An atmospheric river of moisture took aim on California and the High Sierra over the last few months, dumping snowfall in amounts that haven’t been seen in years. While the state’s multi-year drought isn’t entirely over, the Pineapple Express (as the storms raging in over the Pacific Ocean from Hawaii are referred to) has been hammering California with rain and snow.
While one storm that drenched Yosemite National Park in January led to some minor flooding in the Yosemite Valley, higher up near the roof of the park the snowpack was building, and building, and building. And that has excitement swelling right along with the Merced River.
What’s going to happen this spring and summer? Well, all of that snow is going to melt with warmer weather and make for great waterfall watching within the park from May through the middle of summer. And there are thousands of waterfalls, from tiny streams to towering spectacles.
Yosemite National Park has countless waterfalls, some small, some iconic, and some huge. The most notable of these is Yosemite Falls, which drops 2,425 feet from the top of the Upper Fall to the bottom of the Lower Fall. The valley’s native people, the Ahwahneechee, called this incredible waterfall Cholock, and believed the pool at the base was the home to spirits and witches. For an easy walk that gives you incredible views of these falls, take the one-mile loop trail to the waterfall’s base, and listen to the thundering water and let the spray wash over you. It’s a spectacular sight, and will be full bore this spring. You can hike to the top of the falls, but it’s over seven miles of steep trail, with an elevation gain of 2,700 feet.

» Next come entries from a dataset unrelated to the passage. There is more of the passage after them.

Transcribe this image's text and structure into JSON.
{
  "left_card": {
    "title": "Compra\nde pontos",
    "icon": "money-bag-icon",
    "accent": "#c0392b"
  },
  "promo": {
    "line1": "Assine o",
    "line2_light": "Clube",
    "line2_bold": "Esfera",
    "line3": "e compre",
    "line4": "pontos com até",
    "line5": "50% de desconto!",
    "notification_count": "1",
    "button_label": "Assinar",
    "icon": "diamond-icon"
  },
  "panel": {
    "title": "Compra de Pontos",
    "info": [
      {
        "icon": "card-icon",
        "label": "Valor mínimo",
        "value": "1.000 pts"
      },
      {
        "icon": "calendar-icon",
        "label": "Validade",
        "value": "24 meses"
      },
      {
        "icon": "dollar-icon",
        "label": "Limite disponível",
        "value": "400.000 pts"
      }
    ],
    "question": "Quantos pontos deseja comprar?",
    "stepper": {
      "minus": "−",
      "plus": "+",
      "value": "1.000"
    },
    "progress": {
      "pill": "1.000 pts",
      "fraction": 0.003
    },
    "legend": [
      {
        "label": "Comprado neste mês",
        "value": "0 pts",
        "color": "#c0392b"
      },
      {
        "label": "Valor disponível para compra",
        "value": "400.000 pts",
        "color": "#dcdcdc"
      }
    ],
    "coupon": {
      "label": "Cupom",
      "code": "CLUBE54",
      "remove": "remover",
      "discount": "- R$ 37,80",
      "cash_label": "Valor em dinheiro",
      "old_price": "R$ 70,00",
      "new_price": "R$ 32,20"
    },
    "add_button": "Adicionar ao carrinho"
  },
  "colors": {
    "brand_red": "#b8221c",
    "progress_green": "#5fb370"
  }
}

On the south side of the valley, Sentinel Falls drops around 2,000 feet, cascading from ledge to ledge to ledge, with peak flows in May. And there are others: Ribbon Falls at 1,612 feet, Horsetail Fall at 1,000 feet, and Bridalveil Fall, which drops 620 feet and is the one that greets visitors from the Wawona Road. There’s an easy halfmile trail to its base.
For a treat on a hot day, head a mile up the Mist Trail to Vernal Fall (317 feet) and on another 2 miles towards Nevada Falls (594 feet). But take a raincoat and good boots; you will get wet, which is a nice way to cool off. Spend time at the brink of both of these falls for a great view down the valley, but watch your step, and never enter the water above a fall. Peak flows are in late May, and hikers can continue up this trail to Half Dome, with a proper permit.
For a great perspective of the valley’s waterfalls, trek to Glacier Point. From there you’ll be able to marvel at Nevada and Vernal falls, as well as Yosemite Falls. If you decide to hike up to Glacier Point, and trail conditions allow it, watch for Illilouette Fall, which usually is running at peak flows in late May.
While the Yosemite Valley is the most often visited part of the park, there are plenty of falls in the Hetch Hetchy area to the north. Wapama Falls drops 1,400 feet, and sometimes covers the footbridge at its base. It’s a five-mile hike, round trip, to see these falls, but it’s one of the quieter parts of the park. A longer hike will take you to Rancheria Falls.
In the Wawona area, Chilnualna Falls drops about 2,200 feet, and it’s a strenuous 8-mile hike, round-trip, with a 2,400-foot climb.
A visit to Yosemite this spring, especially, will be a dramatic show of stone and water. The high passes will be slow to open with the deep snows, and May crowds aren’t nearly as intense as those later in the summer will be. There’s plenty of lodging available for a base camp, such as the lodges, cabins, hotels, and vacation rentals, such as the more than 100 properties offered by Yosemite’s Scenic Wonders at Yosemite, Wawona, or Oakhurst/Bass Lake area.
For the adventurous, head out to some of the lesser-known waterfalls, such as Lehamite, Quaking Aspen, Royal Arch Cascade, and Wildcat Falls. Or take a one-day tour of the valley’s waterfalls from the road. Either way, watch nature at its noisiest and most powerful at these amazing falls this spring. It will be nothing short of astounding.